▶ [TASK OBJECTIVE]: The response should consist of the data below, copied exactly, with no pictures in it.

▶ [PROVIDED RECORDS]:

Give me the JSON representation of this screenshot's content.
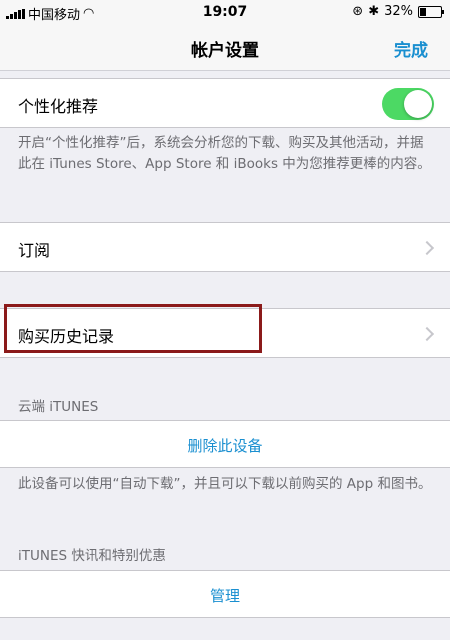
{
  "status": {
    "carrier": "中国移动",
    "time": "19:07",
    "battery": "32%",
    "battery_level": 0.32
  },
  "nav": {
    "title": "帐户设置",
    "done": "完成"
  },
  "personalized": {
    "label": "个性化推荐",
    "enabled": true,
    "description": "开启“个性化推荐”后，系统会分析您的下载、购买及其他活动，并据此在 iTunes Store、App Store 和 iBooks 中为您推荐更棒的内容。"
  },
  "subscriptions": {
    "label": "订阅"
  },
  "purchase_history": {
    "label": "购买历史记录"
  },
  "cloud": {
    "header": "云端 iTUNES",
    "remove_device": "删除此设备",
    "description": "此设备可以使用“自动下载”，并且可以下载以前购买的 App 和图书。"
  },
  "news": {
    "header": "iTUNES 快讯和特别优惠",
    "manage": "管理"
  },
  "colors": {
    "accent": "#1a8fd0",
    "toggle_on": "#4cd964",
    "highlight_box": "#8b1a1a"
  }
}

▶ [ANSWER AREA]:
Give me the JSON representation of this screenshot's content.
{
  "status": {
    "carrier": "中国移动",
    "time": "19:07",
    "battery": "32%",
    "battery_level": 0.32
  },
  "nav": {
    "title": "帐户设置",
    "done": "完成"
  },
  "personalized": {
    "label": "个性化推荐",
    "enabled": true,
    "description": "开启“个性化推荐”后，系统会分析您的下载、购买及其他活动，并据此在 iTunes Store、App Store 和 iBooks 中为您推荐更棒的内容。"
  },
  "subscriptions": {
    "label": "订阅"
  },
  "purchase_history": {
    "label": "购买历史记录"
  },
  "cloud": {
    "header": "云端 iTUNES",
    "remove_device": "删除此设备",
    "description": "此设备可以使用“自动下载”，并且可以下载以前购买的 App 和图书。"
  },
  "news": {
    "header": "iTUNES 快讯和特别优惠",
    "manage": "管理"
  },
  "colors": {
    "accent": "#1a8fd0",
    "toggle_on": "#4cd964",
    "highlight_box": "#8b1a1a"
  }
}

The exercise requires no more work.